(Saved data entries)
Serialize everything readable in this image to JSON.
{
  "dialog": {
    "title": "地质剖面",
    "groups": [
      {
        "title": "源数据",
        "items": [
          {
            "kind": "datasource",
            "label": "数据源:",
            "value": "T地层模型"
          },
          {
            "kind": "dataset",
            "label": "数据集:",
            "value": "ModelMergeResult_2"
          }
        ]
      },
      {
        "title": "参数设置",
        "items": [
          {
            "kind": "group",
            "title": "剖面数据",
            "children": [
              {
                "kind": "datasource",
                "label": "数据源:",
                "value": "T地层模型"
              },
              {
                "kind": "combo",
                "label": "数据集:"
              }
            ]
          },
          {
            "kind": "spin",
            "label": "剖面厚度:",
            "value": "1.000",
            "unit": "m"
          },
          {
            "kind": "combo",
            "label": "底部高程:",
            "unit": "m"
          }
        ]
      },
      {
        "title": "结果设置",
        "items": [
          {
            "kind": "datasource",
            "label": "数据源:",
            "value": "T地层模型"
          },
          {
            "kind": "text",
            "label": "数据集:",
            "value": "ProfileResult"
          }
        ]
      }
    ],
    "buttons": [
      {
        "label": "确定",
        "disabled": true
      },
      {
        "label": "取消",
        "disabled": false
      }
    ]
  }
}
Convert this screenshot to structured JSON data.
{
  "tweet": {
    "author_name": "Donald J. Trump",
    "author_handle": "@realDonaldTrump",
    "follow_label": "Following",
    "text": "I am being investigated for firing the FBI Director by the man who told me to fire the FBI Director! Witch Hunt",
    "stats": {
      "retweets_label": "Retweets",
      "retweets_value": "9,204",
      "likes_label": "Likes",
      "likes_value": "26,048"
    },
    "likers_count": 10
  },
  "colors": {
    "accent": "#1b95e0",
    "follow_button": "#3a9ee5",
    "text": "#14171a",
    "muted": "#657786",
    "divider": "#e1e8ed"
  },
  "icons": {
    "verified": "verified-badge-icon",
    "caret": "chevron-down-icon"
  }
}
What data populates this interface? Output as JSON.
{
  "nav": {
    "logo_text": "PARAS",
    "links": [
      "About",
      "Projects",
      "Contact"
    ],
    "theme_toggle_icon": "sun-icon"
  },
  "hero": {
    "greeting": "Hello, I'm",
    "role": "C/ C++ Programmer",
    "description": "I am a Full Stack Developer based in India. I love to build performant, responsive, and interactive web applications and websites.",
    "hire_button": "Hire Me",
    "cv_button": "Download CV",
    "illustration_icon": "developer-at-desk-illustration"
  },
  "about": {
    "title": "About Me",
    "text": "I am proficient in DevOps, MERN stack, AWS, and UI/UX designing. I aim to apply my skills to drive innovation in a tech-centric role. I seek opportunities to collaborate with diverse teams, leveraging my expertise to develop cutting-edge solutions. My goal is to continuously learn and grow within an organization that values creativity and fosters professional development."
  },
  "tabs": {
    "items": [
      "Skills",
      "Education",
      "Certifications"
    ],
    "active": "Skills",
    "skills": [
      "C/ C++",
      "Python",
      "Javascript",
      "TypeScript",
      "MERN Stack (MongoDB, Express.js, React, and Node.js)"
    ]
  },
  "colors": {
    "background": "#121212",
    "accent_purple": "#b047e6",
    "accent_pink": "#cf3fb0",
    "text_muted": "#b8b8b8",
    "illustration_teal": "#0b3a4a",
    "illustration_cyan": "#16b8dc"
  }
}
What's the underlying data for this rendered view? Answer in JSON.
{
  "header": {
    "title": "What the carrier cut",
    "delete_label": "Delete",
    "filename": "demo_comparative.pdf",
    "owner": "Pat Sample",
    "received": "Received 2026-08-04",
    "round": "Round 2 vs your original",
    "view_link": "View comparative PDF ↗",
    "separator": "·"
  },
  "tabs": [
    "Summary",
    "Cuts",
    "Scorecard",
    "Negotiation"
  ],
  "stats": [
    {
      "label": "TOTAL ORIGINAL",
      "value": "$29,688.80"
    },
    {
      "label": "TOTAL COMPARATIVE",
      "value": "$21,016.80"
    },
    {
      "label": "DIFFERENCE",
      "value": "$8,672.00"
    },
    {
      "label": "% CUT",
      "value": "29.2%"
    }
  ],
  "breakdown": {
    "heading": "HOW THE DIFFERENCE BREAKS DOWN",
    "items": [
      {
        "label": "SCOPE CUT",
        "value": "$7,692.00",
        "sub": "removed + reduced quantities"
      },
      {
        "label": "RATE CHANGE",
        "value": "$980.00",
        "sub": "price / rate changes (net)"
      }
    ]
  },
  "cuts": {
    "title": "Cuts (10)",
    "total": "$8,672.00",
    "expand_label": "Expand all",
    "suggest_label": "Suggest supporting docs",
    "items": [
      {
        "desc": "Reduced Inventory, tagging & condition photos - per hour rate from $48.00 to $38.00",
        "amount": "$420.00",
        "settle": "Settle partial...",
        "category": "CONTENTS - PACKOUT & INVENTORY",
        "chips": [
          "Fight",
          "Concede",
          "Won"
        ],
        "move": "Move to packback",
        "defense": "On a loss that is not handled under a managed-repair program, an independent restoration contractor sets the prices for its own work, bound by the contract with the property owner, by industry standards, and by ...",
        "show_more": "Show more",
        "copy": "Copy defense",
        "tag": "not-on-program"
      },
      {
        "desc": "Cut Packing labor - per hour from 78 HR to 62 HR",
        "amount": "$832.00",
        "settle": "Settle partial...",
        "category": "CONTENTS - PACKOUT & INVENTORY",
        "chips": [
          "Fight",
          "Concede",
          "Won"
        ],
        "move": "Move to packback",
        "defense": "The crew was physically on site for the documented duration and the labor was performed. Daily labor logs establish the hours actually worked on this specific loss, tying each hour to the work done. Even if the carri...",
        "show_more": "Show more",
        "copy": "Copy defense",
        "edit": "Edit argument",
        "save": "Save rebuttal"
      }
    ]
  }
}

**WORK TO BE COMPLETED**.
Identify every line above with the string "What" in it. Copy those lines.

**YOUR RESPONSE**.
What data populates this interface? Output as JSON.
What's the underlying data for this rendered view? Answer in JSON.
    "title": "What the carrier cut",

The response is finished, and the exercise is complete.